*** Opening MATERIAL FOR THIS EXERCISE ***

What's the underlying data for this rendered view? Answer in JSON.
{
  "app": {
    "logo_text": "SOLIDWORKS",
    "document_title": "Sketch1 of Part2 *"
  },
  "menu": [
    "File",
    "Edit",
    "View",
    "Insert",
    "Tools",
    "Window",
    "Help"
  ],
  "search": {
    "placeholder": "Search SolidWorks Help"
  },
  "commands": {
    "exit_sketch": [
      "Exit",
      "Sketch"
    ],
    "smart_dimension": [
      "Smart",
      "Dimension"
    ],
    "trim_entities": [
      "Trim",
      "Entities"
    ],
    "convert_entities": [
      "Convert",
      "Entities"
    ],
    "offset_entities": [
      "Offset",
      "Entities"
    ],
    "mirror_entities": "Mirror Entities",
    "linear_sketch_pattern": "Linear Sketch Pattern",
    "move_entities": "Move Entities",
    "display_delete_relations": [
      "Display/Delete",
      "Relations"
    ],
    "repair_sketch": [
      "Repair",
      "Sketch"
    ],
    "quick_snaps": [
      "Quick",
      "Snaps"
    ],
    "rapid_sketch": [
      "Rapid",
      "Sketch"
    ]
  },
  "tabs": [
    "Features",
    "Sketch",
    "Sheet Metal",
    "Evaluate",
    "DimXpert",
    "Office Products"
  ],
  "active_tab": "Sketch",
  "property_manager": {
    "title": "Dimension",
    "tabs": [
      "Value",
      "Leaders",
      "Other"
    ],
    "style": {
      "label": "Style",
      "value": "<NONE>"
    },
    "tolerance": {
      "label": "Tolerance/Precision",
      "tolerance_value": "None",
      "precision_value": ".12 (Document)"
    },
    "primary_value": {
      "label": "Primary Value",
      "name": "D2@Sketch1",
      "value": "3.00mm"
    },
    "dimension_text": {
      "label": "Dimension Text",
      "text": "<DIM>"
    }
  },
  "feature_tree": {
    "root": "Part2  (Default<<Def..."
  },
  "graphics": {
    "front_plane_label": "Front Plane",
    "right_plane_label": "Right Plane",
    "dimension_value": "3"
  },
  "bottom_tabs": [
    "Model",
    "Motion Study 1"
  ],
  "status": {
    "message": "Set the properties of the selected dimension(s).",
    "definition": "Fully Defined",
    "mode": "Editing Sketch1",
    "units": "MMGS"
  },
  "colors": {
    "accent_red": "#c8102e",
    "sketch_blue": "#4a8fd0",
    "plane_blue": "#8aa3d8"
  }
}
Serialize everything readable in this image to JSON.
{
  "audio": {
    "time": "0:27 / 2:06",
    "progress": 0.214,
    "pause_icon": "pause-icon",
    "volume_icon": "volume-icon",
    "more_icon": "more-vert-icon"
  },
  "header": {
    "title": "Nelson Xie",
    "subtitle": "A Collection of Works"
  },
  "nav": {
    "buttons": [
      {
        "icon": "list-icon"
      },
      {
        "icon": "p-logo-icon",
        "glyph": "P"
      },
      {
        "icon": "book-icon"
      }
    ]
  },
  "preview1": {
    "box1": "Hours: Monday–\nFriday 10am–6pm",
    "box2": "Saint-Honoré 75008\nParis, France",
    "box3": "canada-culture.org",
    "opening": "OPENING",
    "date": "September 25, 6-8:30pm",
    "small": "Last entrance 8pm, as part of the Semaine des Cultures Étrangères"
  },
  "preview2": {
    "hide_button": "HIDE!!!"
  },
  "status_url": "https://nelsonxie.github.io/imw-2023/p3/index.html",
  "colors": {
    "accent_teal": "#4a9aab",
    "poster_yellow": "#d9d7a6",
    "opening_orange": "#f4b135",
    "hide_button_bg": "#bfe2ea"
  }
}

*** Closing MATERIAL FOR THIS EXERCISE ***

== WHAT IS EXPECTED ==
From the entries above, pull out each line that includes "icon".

== SOLUTION TO THIS TASK ==
    "pause_icon": "pause-icon",
    "volume_icon": "volume-icon",
    "more_icon": "more-vert-icon"
        "icon": "list-icon"
        "icon": "p-logo-icon",
        "icon": "book-icon"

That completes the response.